◆ Records provided ◆
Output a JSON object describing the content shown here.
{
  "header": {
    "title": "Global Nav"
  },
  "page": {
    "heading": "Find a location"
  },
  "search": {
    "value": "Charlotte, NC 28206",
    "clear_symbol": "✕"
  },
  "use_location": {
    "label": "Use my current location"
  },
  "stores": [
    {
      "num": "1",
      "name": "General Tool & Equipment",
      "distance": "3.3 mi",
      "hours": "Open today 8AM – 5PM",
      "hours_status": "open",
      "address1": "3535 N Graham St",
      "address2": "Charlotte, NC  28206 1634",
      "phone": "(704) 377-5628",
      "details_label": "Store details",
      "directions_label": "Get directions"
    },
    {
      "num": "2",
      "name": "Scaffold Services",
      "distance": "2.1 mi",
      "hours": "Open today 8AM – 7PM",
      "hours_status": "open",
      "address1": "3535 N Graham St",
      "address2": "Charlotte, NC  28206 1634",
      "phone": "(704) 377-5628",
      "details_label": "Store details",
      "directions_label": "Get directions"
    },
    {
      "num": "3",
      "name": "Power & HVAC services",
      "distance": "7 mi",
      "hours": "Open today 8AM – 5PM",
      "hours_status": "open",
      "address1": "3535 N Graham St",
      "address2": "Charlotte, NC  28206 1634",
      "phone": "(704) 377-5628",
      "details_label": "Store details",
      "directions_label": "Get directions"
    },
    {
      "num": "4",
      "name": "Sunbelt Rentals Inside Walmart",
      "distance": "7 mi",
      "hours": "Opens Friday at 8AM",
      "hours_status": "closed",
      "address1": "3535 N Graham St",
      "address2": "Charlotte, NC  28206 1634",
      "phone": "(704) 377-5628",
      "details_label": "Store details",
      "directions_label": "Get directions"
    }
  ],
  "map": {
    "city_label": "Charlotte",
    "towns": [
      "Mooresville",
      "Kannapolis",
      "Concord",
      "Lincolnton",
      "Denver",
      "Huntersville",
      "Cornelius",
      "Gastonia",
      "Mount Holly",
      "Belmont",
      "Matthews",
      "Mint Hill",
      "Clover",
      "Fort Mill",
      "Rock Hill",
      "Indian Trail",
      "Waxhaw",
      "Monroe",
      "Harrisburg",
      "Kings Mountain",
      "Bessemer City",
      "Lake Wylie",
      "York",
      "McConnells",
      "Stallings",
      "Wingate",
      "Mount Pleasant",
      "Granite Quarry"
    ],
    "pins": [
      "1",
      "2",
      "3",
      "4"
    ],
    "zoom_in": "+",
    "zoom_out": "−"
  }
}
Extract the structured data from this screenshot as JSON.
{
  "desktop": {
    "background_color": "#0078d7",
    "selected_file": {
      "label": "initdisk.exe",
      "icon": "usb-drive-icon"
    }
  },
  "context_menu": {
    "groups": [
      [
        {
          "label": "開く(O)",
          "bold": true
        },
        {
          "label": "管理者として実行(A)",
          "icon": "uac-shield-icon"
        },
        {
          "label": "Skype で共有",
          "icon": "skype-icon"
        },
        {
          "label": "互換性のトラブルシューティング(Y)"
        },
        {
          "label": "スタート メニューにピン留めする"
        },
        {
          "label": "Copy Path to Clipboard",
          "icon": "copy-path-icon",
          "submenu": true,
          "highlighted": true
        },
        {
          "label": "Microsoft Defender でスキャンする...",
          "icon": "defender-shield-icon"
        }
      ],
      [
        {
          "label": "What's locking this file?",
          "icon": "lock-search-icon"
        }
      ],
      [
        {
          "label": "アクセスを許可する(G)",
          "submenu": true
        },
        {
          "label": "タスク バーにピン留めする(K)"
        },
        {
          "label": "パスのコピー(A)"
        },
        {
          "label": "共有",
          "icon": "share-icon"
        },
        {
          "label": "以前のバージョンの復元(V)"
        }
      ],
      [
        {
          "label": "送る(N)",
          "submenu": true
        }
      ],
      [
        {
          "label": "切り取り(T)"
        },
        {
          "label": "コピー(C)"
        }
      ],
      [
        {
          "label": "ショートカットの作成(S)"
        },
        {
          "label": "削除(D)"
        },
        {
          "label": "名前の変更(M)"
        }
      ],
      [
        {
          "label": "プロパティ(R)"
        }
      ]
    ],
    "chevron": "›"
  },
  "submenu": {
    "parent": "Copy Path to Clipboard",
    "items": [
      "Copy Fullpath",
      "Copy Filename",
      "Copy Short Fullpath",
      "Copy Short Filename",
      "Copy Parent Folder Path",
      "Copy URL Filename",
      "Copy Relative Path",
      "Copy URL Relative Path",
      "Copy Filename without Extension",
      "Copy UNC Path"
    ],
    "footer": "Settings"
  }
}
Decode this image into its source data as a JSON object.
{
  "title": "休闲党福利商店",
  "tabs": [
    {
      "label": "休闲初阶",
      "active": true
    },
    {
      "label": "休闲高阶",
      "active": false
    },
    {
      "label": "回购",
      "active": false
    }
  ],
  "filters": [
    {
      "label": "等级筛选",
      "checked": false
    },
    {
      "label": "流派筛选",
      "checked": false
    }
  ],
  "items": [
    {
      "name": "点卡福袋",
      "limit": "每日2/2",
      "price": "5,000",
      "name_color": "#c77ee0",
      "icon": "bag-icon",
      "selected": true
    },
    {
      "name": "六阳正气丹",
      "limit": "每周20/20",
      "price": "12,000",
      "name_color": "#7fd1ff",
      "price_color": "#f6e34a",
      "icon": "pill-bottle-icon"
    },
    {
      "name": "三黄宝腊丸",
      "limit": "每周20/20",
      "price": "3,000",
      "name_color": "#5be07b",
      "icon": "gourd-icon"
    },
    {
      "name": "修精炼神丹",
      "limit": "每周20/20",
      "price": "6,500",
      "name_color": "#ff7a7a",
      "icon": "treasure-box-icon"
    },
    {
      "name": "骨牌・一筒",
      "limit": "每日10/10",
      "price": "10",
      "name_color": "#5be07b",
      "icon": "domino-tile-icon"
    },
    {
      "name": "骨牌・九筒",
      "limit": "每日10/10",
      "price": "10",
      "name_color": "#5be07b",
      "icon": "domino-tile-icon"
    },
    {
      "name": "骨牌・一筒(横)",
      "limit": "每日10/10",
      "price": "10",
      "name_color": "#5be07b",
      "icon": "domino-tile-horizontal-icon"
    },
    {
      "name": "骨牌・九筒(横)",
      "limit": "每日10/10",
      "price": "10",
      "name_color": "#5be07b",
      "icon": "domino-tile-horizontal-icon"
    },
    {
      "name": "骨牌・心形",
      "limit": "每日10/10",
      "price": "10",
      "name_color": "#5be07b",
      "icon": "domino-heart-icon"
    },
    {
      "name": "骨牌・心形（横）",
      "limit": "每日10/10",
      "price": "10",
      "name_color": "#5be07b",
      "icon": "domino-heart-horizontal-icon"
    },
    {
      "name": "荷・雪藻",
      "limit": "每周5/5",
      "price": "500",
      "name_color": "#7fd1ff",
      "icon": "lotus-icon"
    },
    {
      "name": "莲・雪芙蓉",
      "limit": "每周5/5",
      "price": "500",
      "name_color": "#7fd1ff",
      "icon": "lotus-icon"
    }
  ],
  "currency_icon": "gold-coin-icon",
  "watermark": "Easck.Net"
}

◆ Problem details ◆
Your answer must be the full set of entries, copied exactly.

◆ Answer box ◆
Output a JSON object describing the content shown here.
{
  "header": {
    "title": "Global Nav"
  },
  "page": {
    "heading": "Find a location"
  },
  "search": {
    "value": "Charlotte, NC 28206",
    "clear_symbol": "✕"
  },
  "use_location": {
    "label": "Use my current location"
  },
  "stores": [
    {
      "num": "1",
      "name": "General Tool & Equipment",
      "distance": "3.3 mi",
      "hours": "Open today 8AM – 5PM",
      "hours_status": "open",
      "address1": "3535 N Graham St",
      "address2": "Charlotte, NC  28206 1634",
      "phone": "(704) 377-5628",
      "details_label": "Store details",
      "directions_label": "Get directions"
    },
    {
      "num": "2",
      "name": "Scaffold Services",
      "distance": "2.1 mi",
      "hours": "Open today 8AM – 7PM",
      "hours_status": "open",
      "address1": "3535 N Graham St",
      "address2": "Charlotte, NC  28206 1634",
      "phone": "(704) 377-5628",
      "details_label": "Store details",
      "directions_label": "Get directions"
    },
    {
      "num": "3",
      "name": "Power & HVAC services",
      "distance": "7 mi",
      "hours": "Open today 8AM – 5PM",
      "hours_status": "open",
      "address1": "3535 N Graham St",
      "address2": "Charlotte, NC  28206 1634",
      "phone": "(704) 377-5628",
      "details_label": "Store details",
      "directions_label": "Get directions"
    },
    {
      "num": "4",
      "name": "Sunbelt Rentals Inside Walmart",
      "distance": "7 mi",
      "hours": "Opens Friday at 8AM",
      "hours_status": "closed",
      "address1": "3535 N Graham St",
      "address2": "Charlotte, NC  28206 1634",
      "phone": "(704) 377-5628",
      "details_label": "Store details",
      "directions_label": "Get directions"
    }
  ],
  "map": {
    "city_label": "Charlotte",
    "towns": [
      "Mooresville",
      "Kannapolis",
      "Concord",
      "Lincolnton",
      "Denver",
      "Huntersville",
      "Cornelius",
      "Gastonia",
      "Mount Holly",
      "Belmont",
      "Matthews",
      "Mint Hill",
      "Clover",
      "Fort Mill",
      "Rock Hill",
      "Indian Trail",
      "Waxhaw",
      "Monroe",
      "Harrisburg",
      "Kings Mountain",
      "Bessemer City",
      "Lake Wylie",
      "York",
      "McConnells",
      "Stallings",
      "Wingate",
      "Mount Pleasant",
      "Granite Quarry"
    ],
    "pins": [
      "1",
      "2",
      "3",
      "4"
    ],
    "zoom_in": "+",
    "zoom_out": "−"
  }
}
Extract the structured data from this screenshot as JSON.
{
  "desktop": {
    "background_color": "#0078d7",
    "selected_file": {
      "label": "initdisk.exe",
      "icon": "usb-drive-icon"
    }
  },
  "context_menu": {
    "groups": [
      [
        {
          "label": "開く(O)",
          "bold": true
        },
        {
          "label": "管理者として実行(A)",
          "icon": "uac-shield-icon"
        },
        {
          "label": "Skype で共有",
          "icon": "skype-icon"
        },
        {
          "label": "互換性のトラブルシューティング(Y)"
        },
        {
          "label": "スタート メニューにピン留めする"
        },
        {
          "label": "Copy Path to Clipboard",
          "icon": "copy-path-icon",
          "submenu": true,
          "highlighted": true
        },
        {
          "label": "Microsoft Defender でスキャンする...",
          "icon": "defender-shield-icon"
        }
      ],
      [
        {
          "label": "What's locking this file?",
          "icon": "lock-search-icon"
        }
      ],
      [
        {
          "label": "アクセスを許可する(G)",
          "submenu": true
        },
        {
          "label": "タスク バーにピン留めする(K)"
        },
        {
          "label": "パスのコピー(A)"
        },
        {
          "label": "共有",
          "icon": "share-icon"
        },
        {
          "label": "以前のバージョンの復元(V)"
        }
      ],
      [
        {
          "label": "送る(N)",
          "submenu": true
        }
      ],
      [
        {
          "label": "切り取り(T)"
        },
        {
          "label": "コピー(C)"
        }
      ],
      [
        {
          "label": "ショートカットの作成(S)"
        },
        {
          "label": "削除(D)"
        },
        {
          "label": "名前の変更(M)"
        }
      ],
      [
        {
          "label": "プロパティ(R)"
        }
      ]
    ],
    "chevron": "›"
  },
  "submenu": {
    "parent": "Copy Path to Clipboard",
    "items": [
      "Copy Fullpath",
      "Copy Filename",
      "Copy Short Fullpath",
      "Copy Short Filename",
      "Copy Parent Folder Path",
      "Copy URL Filename",
      "Copy Relative Path",
      "Copy URL Relative Path",
      "Copy Filename without Extension",
      "Copy UNC Path"
    ],
    "footer": "Settings"
  }
}
Decode this image into its source data as a JSON object.
{
  "title": "休闲党福利商店",
  "tabs": [
    {
      "label": "休闲初阶",
      "active": true
    },
    {
      "label": "休闲高阶",
      "active": false
    },
    {
      "label": "回购",
      "active": false
    }
  ],
  "filters": [
    {
      "label": "等级筛选",
      "checked": false
    },
    {
      "label": "流派筛选",
      "checked": false
    }
  ],
  "items": [
    {
      "name": "点卡福袋",
      "limit": "每日2/2",
      "price": "5,000",
      "name_color": "#c77ee0",
      "icon": "bag-icon",
      "selected": true
    },
    {
      "name": "六阳正气丹",
      "limit": "每周20/20",
      "price": "12,000",
      "name_color": "#7fd1ff",
      "price_color": "#f6e34a",
      "icon": "pill-bottle-icon"
    },
    {
      "name": "三黄宝腊丸",
      "limit": "每周20/20",
      "price": "3,000",
      "name_color": "#5be07b",
      "icon": "gourd-icon"
    },
    {
      "name": "修精炼神丹",
      "limit": "每周20/20",
      "price": "6,500",
      "name_color": "#ff7a7a",
      "icon": "treasure-box-icon"
    },
    {
      "name": "骨牌・一筒",
      "limit": "每日10/10",
      "price": "10",
      "name_color": "#5be07b",
      "icon": "domino-tile-icon"
    },
    {
      "name": "骨牌・九筒",
      "limit": "每日10/10",
      "price": "10",
      "name_color": "#5be07b",
      "icon": "domino-tile-icon"
    },
    {
      "name": "骨牌・一筒(横)",
      "limit": "每日10/10",
      "price": "10",
      "name_color": "#5be07b",
      "icon": "domino-tile-horizontal-icon"
    },
    {
      "name": "骨牌・九筒(横)",
      "limit": "每日10/10",
      "price": "10",
      "name_color": "#5be07b",
      "icon": "domino-tile-horizontal-icon"
    },
    {
      "name": "骨牌・心形",
      "limit": "每日10/10",
      "price": "10",
      "name_color": "#5be07b",
      "icon": "domino-heart-icon"
    },
    {
      "name": "骨牌・心形（横）",
      "limit": "每日10/10",
      "price": "10",
      "name_color": "#5be07b",
      "icon": "domino-heart-horizontal-icon"
    },
    {
      "name": "荷・雪藻",
      "limit": "每周5/5",
      "price": "500",
      "name_color": "#7fd1ff",
      "icon": "lotus-icon"
    },
    {
      "name": "莲・雪芙蓉",
      "limit": "每周5/5",
      "price": "500",
      "name_color": "#7fd1ff",
      "icon": "lotus-icon"
    }
  ],
  "currency_icon": "gold-coin-icon",
  "watermark": "Easck.Net"
}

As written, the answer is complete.